# [Task brief]
The output should match the data below line for line.

*** Extracted entries

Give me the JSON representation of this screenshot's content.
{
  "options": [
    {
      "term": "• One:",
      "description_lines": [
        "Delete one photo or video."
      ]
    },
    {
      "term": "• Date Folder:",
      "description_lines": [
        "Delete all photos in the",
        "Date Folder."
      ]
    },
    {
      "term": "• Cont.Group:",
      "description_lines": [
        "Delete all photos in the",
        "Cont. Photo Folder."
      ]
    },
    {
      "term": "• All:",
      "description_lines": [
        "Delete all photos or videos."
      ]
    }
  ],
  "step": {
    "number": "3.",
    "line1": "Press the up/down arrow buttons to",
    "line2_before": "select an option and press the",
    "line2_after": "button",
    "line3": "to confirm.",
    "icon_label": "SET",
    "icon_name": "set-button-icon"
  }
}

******

# [Result]
Give me the JSON representation of this screenshot's content.
{
  "options": [
    {
      "term": "• One:",
      "description_lines": [
        "Delete one photo or video."
      ]
    },
    {
      "term": "• Date Folder:",
      "description_lines": [
        "Delete all photos in the",
        "Date Folder."
      ]
    },
    {
      "term": "• Cont.Group:",
      "description_lines": [
        "Delete all photos in the",
        "Cont. Photo Folder."
      ]
    },
    {
      "term": "• All:",
      "description_lines": [
        "Delete all photos or videos."
      ]
    }
  ],
  "step": {
    "number": "3.",
    "line1": "Press the up/down arrow buttons to",
    "line2_before": "select an option and press the",
    "line2_after": "button",
    "line3": "to confirm.",
    "icon_label": "SET",
    "icon_name": "set-button-icon"
  }
}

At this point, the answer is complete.